A nationwide day of action is taking place in France on Thursday by senior high school students protesting at staff shortages and oversize classes.
Among the tens of thousands marching through Paris is a 16-year-old girl of my acquaintance.
She goes to a lycée in central Paris which is by no means one of France's most deprived; but she's one of the strike organisers at her school, in there somewhere with a banner demanding more teachers, more classes, more resources.
She has a point. Her class has 38 pupils. Two hours of French per week have been cancelled even though there is a vital exam in the subject next summer. An hour of maths has also vanished.
The school has 1,500 pupils; there is room for 50 in the library for those who don't have classes at a given moment.
Different schools and different pupils have different demands. Many complain of timetables that may have gaps of five or six hours during a day. Others say the curriculum is overcrowded, or their buildings are in urgent need of repair.
Others again are ignoring the protests.
The girl in question has school six days a week, starting at 8am on four of those days but that isn't one of her complaints - she's more exercised that security may be compromised by the need to economise and that there isn't enough internal democracy.
There's no doubting the sincerity of the great majority of the demonstrators, nor the impossibility for the government immediately to meet so many sometimes contradictory demands.
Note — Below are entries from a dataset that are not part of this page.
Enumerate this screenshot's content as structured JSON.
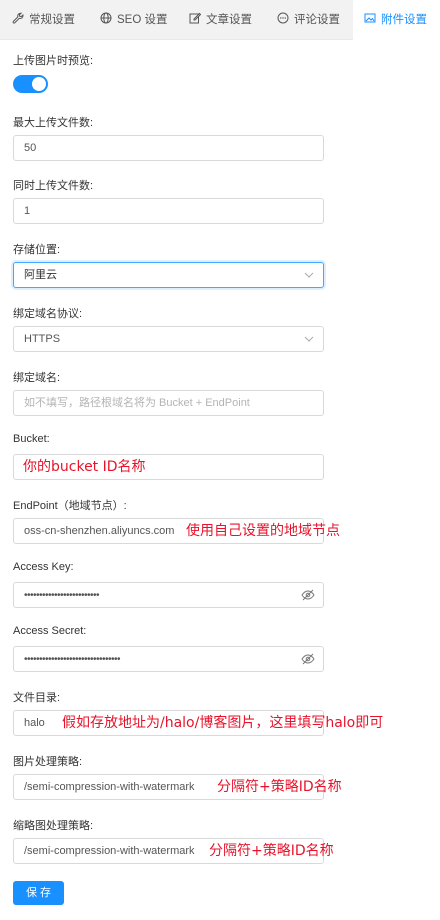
{
  "tabs": [
    {
      "label": "常规设置",
      "icon": "wrench-icon"
    },
    {
      "label": "SEO 设置",
      "icon": "globe-icon"
    },
    {
      "label": "文章设置",
      "icon": "edit-icon"
    },
    {
      "label": "评论设置",
      "icon": "comment-icon"
    },
    {
      "label": "附件设置",
      "icon": "image-icon",
      "active": true
    }
  ],
  "form": {
    "preview": {
      "label": "上传图片时预览:",
      "enabled": true
    },
    "max_files": {
      "label": "最大上传文件数:",
      "value": "50"
    },
    "concurrent": {
      "label": "同时上传文件数:",
      "value": "1"
    },
    "storage": {
      "label": "存储位置:",
      "value": "阿里云"
    },
    "protocol": {
      "label": "绑定域名协议:",
      "value": "HTTPS"
    },
    "domain": {
      "label": "绑定域名:",
      "placeholder": "如不填写，路径根域名将为 Bucket + EndPoint"
    },
    "bucket": {
      "label": "Bucket:",
      "value": ""
    },
    "endpoint": {
      "label": "EndPoint（地域节点）:",
      "value": "oss-cn-shenzhen.aliyuncs.com"
    },
    "access_key": {
      "label": "Access Key:",
      "value": "•••••••••••••••••••••••••"
    },
    "access_secret": {
      "label": "Access Secret:",
      "value": "••••••••••••••••••••••••••••••••"
    },
    "directory": {
      "label": "文件目录:",
      "value": "halo"
    },
    "image_policy": {
      "label": "图片处理策略:",
      "value": "/semi-compression-with-watermark"
    },
    "thumb_policy": {
      "label": "缩略图处理策略:",
      "value": "/semi-compression-with-watermark"
    }
  },
  "annotations": {
    "bucket": "你的bucket ID名称",
    "endpoint": "使用自己设置的地域节点",
    "directory": "假如存放地址为/halo/博客图片，这里填写halo即可",
    "image_policy": "分隔符+策略ID名称",
    "thumb_policy": "分隔符+策略ID名称"
  },
  "save_label": "保 存",
  "colors": {
    "accent": "#1890ff",
    "annotation": "#e8132b"
  }
}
The attitude of the teachers is one of benevolent neutrality; which is one of the reasons why - as her father - I am in broad sympathy with the 16-year-old girl in question.